My friend and I were sharing a cup of coffee after Mass. In his homily this morning, our pastor had pointed out that both the first reading and the Gospel involve beggars: a beggar outside the Temple in Jerusalem accosting Peter and John, and two disciples on the road to Emmaus begging the Risen Christ to bide with them a while. Our pastor invited us to realize that we are beggars too, and this led me to question what I truly beg for.
This may be why I said what I said next to my friend over coffee: “That applies to me as well. I mean, God’s not calling me to be a priest, of course, but I’ve always found it difficult to pray for things for myself. I mean, I think it’s OK to ask God to help rid me of my impatience, but I usually wouldn’t ask him for a job.”
“You mean, it’s OK to ask for virtues,” my friend said, “but not for stuff.”
“Exactly. I’m probably not going to pray to win the lottery, but if God is all-powerful and he really loves me and listens to me and knows everything that’s in my heart and mind, then I can tell him all my needs, personal, financial, whatever. I can give him that too. He doesn’t want a fake version of me either.”
A fake version of me is someone who only puts his best face forward, a man too “holy,” too together to be needy.

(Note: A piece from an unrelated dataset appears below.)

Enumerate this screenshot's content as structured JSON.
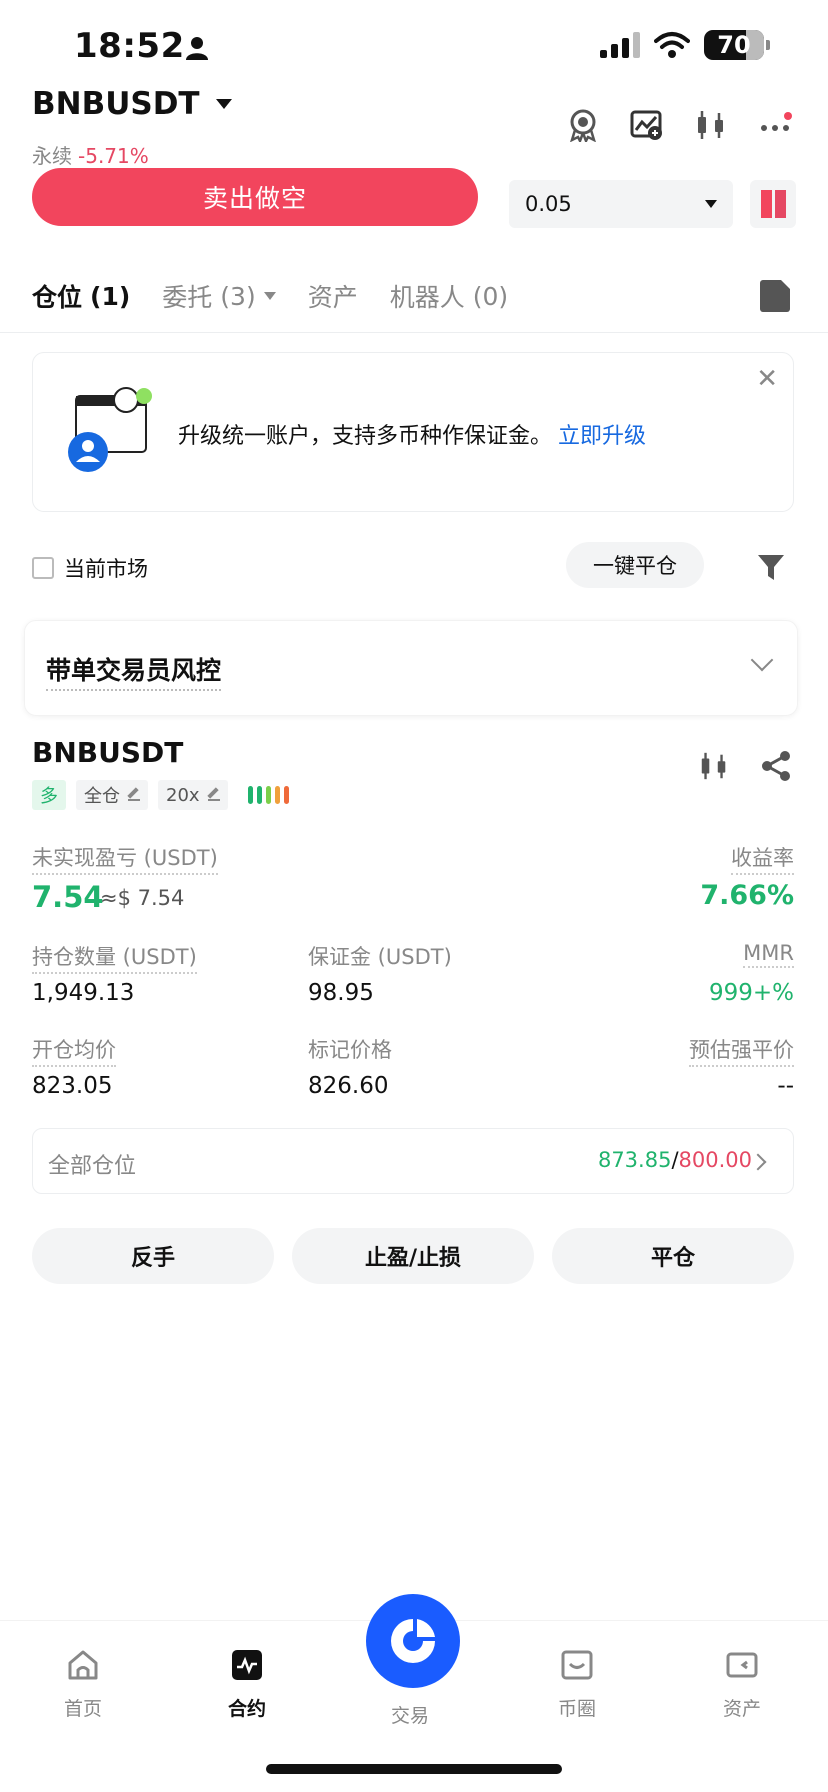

Of course, God is too wise to be fooled and sees right through my fakery. But I may not.